Upon further reflection, I think I view a lot of scary movies as more interesting than frightening, but perhaps I don't watch films that would truly frighten me. I'm planning to show the class Psycho later this year (I may change my mind and show a different Hitchcock film . . . but Psycho is such a classic, it seems wrong to skip it), and there's a film that certainly no longer has the ability to frighten but which is certainly involving and fascinating. I think that may be all I ask of a horror film. I like fantasy or science fictional elements, and I like to be surprised, but I'm not sure "being frightened" is what I'm after.
This past week, however, I watched The Mist, written and directed by Frank Darabont and based on the novella by Stephen King. I found the film, in its best moments, truly startling and horrifying, but I think what made me take a break from the movie with half an hour left was less fear than dread. The movie is unrelentingly bleak. Terrible things happen, but it's not the kind of "horror porn" that informs the Saw movies, for example. Films like that are depressing for me (and I avoid them) because there's something so terribly cynical about treating characters that way. The Mist treats its characters as humans, so the existential terror feels more personal.

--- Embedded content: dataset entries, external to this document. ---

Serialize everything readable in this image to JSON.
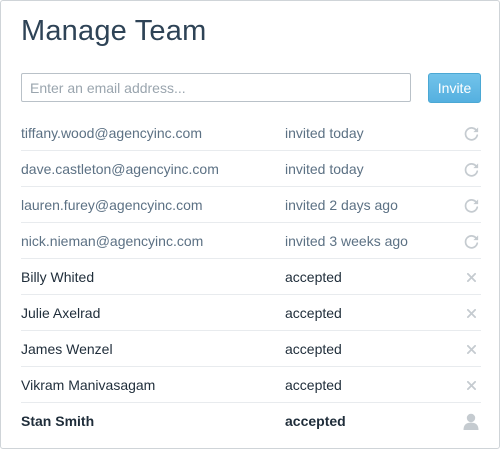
{
  "title": "Manage Team",
  "invite_form": {
    "placeholder": "Enter an email address...",
    "value": "",
    "button_label": "Invite"
  },
  "members": [
    {
      "name": "tiffany.wood@agencyinc.com",
      "status": "invited today",
      "state": "invited",
      "action_icon": "resend-icon"
    },
    {
      "name": "dave.castleton@agencyinc.com",
      "status": "invited today",
      "state": "invited",
      "action_icon": "resend-icon"
    },
    {
      "name": "lauren.furey@agencyinc.com",
      "status": "invited 2 days ago",
      "state": "invited",
      "action_icon": "resend-icon"
    },
    {
      "name": "nick.nieman@agencyinc.com",
      "status": "invited 3 weeks ago",
      "state": "invited",
      "action_icon": "resend-icon"
    },
    {
      "name": "Billy Whited",
      "status": "accepted",
      "state": "member",
      "action_icon": "remove-icon"
    },
    {
      "name": "Julie Axelrad",
      "status": "accepted",
      "state": "member",
      "action_icon": "remove-icon"
    },
    {
      "name": "James Wenzel",
      "status": "accepted",
      "state": "member",
      "action_icon": "remove-icon"
    },
    {
      "name": "Vikram Manivasagam",
      "status": "accepted",
      "state": "member",
      "action_icon": "remove-icon"
    },
    {
      "name": "Stan Smith",
      "status": "accepted",
      "state": "self",
      "action_icon": "user-icon"
    }
  ],
  "colors": {
    "title": "#2e4356",
    "accent": "#5ab4e2",
    "invited_text": "#5c7184",
    "member_text": "#1f2d3a",
    "icon": "#c5cbd0"
  }
}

"Making it personal" is key, to me, in the movie's success. Much of the camera work is handheld. It's not shuddery, like Blair Witch, and it doesn't whip about, like in the Bourne films; only once did I notice it moving in a jarring way that drew attention to the camera work. By and large, it conveyed its handheld nature by moving among the characters and placing us comfortably in the action. The dialogue, too, is largely conversational. People don't say clever things. There's none of the leavening humor or snarkiness that usually creeps into horror films.

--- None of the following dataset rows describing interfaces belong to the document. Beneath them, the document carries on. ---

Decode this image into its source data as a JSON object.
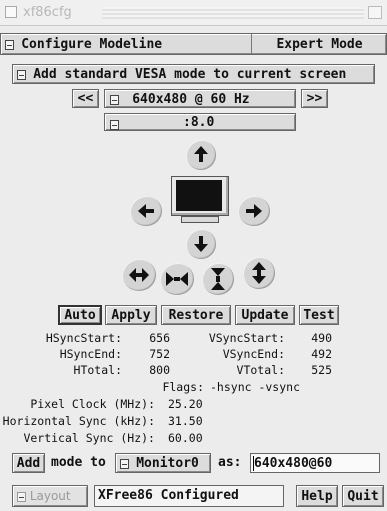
{
  "window": {
    "title": "xf86cfg"
  },
  "menubar": {
    "configure_menu": "Configure Modeline",
    "expert_mode": "Expert Mode"
  },
  "vesa_menu": "Add standard VESA mode to current screen",
  "mode_nav": {
    "prev": "<<",
    "next": ">>",
    "current_mode": "640x480 @ 60 Hz"
  },
  "screen_selector": ":8.0",
  "arrows": {
    "up": "up-arrow-icon",
    "down": "down-arrow-icon",
    "left": "left-arrow-icon",
    "right": "right-arrow-icon",
    "wider": "wider-icon",
    "narrower": "narrower-icon",
    "shorter": "shorter-icon",
    "taller": "taller-icon",
    "monitor": "monitor-icon"
  },
  "actions": {
    "auto": "Auto",
    "apply": "Apply",
    "restore": "Restore",
    "update": "Update",
    "test": "Test"
  },
  "timings": {
    "hsyncstart_label": "HSyncStart:",
    "hsyncstart": "656",
    "vsyncstart_label": "VSyncStart:",
    "vsyncstart": "490",
    "hsyncend_label": "HSyncEnd:",
    "hsyncend": "752",
    "vsyncend_label": "VSyncEnd:",
    "vsyncend": "492",
    "htotal_label": "HTotal:",
    "htotal": "800",
    "vtotal_label": "VTotal:",
    "vtotal": "525",
    "flags_label": "Flags:",
    "flags": "-hsync -vsync",
    "pixel_clock_label": "Pixel Clock (MHz):",
    "pixel_clock": "25.20",
    "hsync_label": "Horizontal Sync (kHz):",
    "hsync": "31.50",
    "vsync_label": "Vertical Sync (Hz):",
    "vsync": "60.00"
  },
  "add_row": {
    "add": "Add",
    "mode_to": "mode to",
    "monitor": "Monitor0",
    "as": "as:",
    "mode_name": "640x480@60"
  },
  "bottom": {
    "layout": "Layout",
    "status": "XFree86 Configured",
    "help": "Help",
    "quit": "Quit"
  },
  "colors": {
    "background": "#ececec",
    "button": "#dcdcdc",
    "arrow": "#111111"
  }
}
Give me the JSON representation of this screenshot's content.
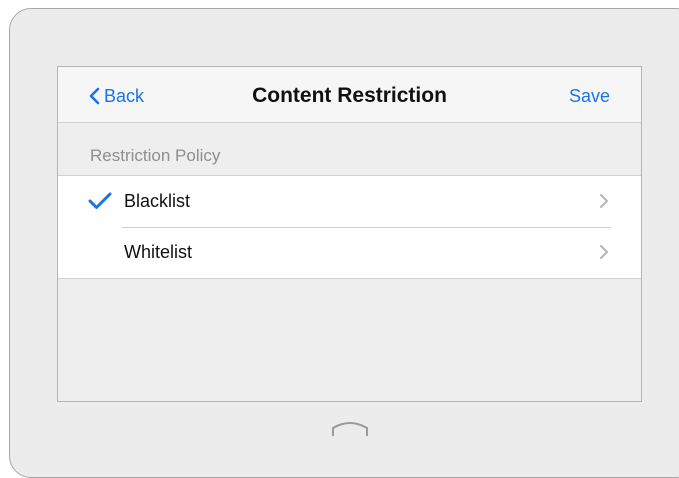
{
  "navbar": {
    "back_label": "Back",
    "title": "Content Restriction",
    "save_label": "Save"
  },
  "section": {
    "header": "Restriction Policy"
  },
  "options": [
    {
      "label": "Blacklist",
      "selected": true
    },
    {
      "label": "Whitelist",
      "selected": false
    }
  ],
  "icons": {
    "back": "chevron-left-icon",
    "check": "checkmark-icon",
    "disclosure": "chevron-right-icon",
    "home": "home-button-icon"
  },
  "colors": {
    "accent": "#1a73e8",
    "device_frame": "#ececec",
    "screen_background": "#eeeeee",
    "list_background": "#ffffff",
    "secondary_text": "#8e8e8e"
  }
}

Humor gives horror audiences an escape, a release. (Horror porn, on the other hand, relies, I think, on absurdity grounded in disgust and cynicism in order to free its audience, though I'm sure some people simply wallow in such things.) Such humor is often provided by false scares: the sudden noise that turns out to be nothing; the hand on the shoulder that belongs to a friends; the music cue that signals nothing. The Mist provides no false moments. "Are you scared at this moment?" the film asks. "Good, you should be, because something bad is definitely about to happen. And now it's happening." And this is done without providing musical cues, which is part of why the film feels so different than the usual. The musical cues for terror also give us some relief, so familiar and expected are they.
The film does have a few problems, and they turn out to be a mix of script, acting and direction. A fervently religious character, played by Marcia Gay Harden, survives in all her awkwardness from King's novella. Similar to the the main character's mother in King's Carrie, she's obsessed and dangerous, but she's not believably written, somewhat too well spoken to be seen as merely deranged (she uses the word "hubris," which is woefully out of place) and too clearly in charge. A better writer would have portrayed her as a more broken character who just happens to provide a focus for people's fears. Andre Braugher's out-of-town lawyer is also miswritten and misplayed. His responses aren't believable; as written, he seems more mentally ill than the Harden character. However, Braugher plays the character forcefully, so that when Thomas Jane, in the lead role, says the Braugher is acting out of fear, the line doesn't fit; the character seems fearless. (I don't recall that character from the novella, but it's been a long time since I read it.) Darabont wisely leaves out a romance that would seem horribly ill-placed in the film; in the novella, King sells it, but it's unnecessary.